Russia is currently using three launch sites: Baikonur in Kazakhstan (45.6N, 63.4E), Plesetsk (62.9N;40.8E), and Yasny Cosmodrome in the Orenburg region (51.0N; 58.0E).
Russian cosmonauts continue to hold the worldwide lead in spaceflight endurance, headed by Sergei Krikalev with 803 days on six Mir/Shuttle/ISS missions. In second place is Sergei Avdeyev with 748 days (three Mir missions), followed by physician Valery Polyakov with 679 days (two Mir missions), Anatoly Solovyev (652d on five Mir missions) and Alexander Kaleri (611d on 4 Mir/ISS missions). The US astronaut with the longest space duration, holding the U.S. record for men is Michael Foale (374d on six Mir/ISS missions), for women Sunita Williams (194d 19h on ISS Expedition 14/15).

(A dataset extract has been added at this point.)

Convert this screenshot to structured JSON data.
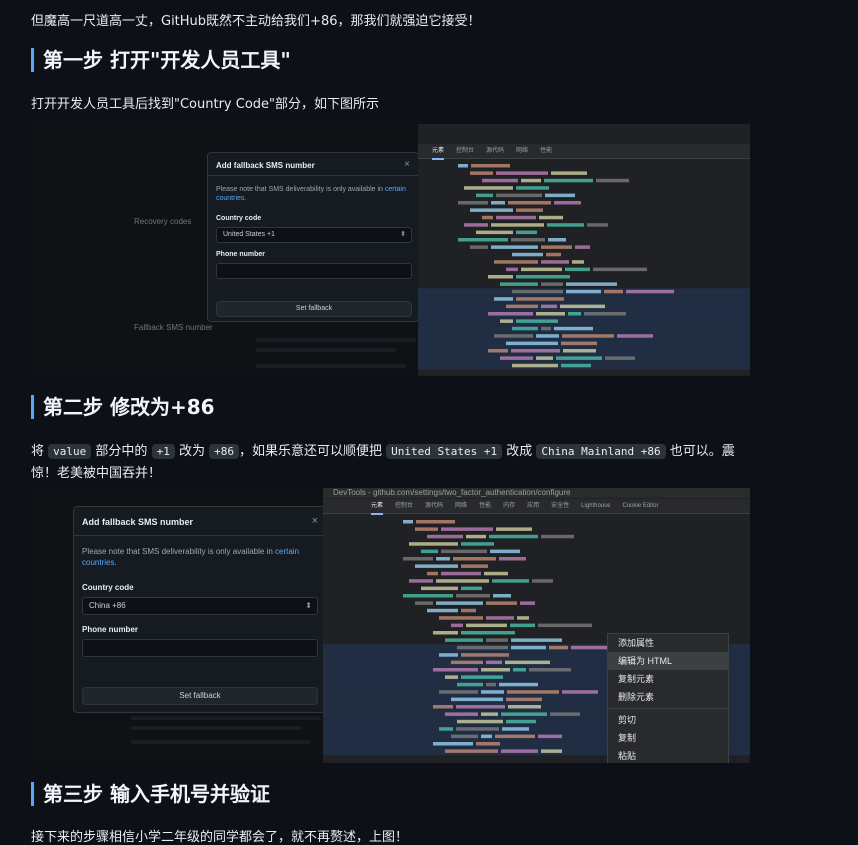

The Russian space program’s major push to enter into the world’s commercial arena by promoting its space products on the external market, driven by the need to survive in an era of restricted public financing, continued in 2007. First launched in July 1965, the Proton heavy lifter, originally intended as a ballistic missile (UR500), by end-2007 had flown 251 times since 1980, with 16 failures (reliability: 0.936). Its launch rate in recent years has been as high as 13 per year. Of the seven Protons launched in 2007 (2006: 6; 2005: 7; 2004: 8), four were for commercial customers: Canada’s Anik-F, the huge U.S. DirecTV-10, Japan’s JCSat-11 (failed), and the Swedish/Danish/Teracom Sirius-4, plus three for the state/military carrying six GLONASS-M navsats (the Russian equivalent of GPS) and the Raduga-1 #8 comsat. From 1985-2007, 199 Proton and 433 Soyuz rockets were launched, with 12 failures of the Proton and ten of the Soyuz, giving a combined reliability index of 0.965. Until a launch failure on October 15, 2002, the Soyuz rocket had flown 74 consecutive successful missions, including 12 with human crews on board; meanwhile, another 45 successful flights were added, including ten carrying 29 humans.
Besides the four commercial Proton launch attempts, there were three Dnepr-1 missions, one on April 17 from Baikonur with 16 civil microsats, the second on June 15 with the German civil TerraSAR-X from Baikonur, and the third on June 28 from the ISC Kosmotras Yasny Cosmodrome in southern Russia with the commercial Genesis-2 Pathfinder payload, a successful technology demonstration for the inflatable Nautilus space station structure promoted by the commercial firm Bigelow Aerospace. After Genesis-2, two Guardian spacecraft will follow (Genesis is a one-third scale model of the Nautilus module, Guardian a 45% scale model).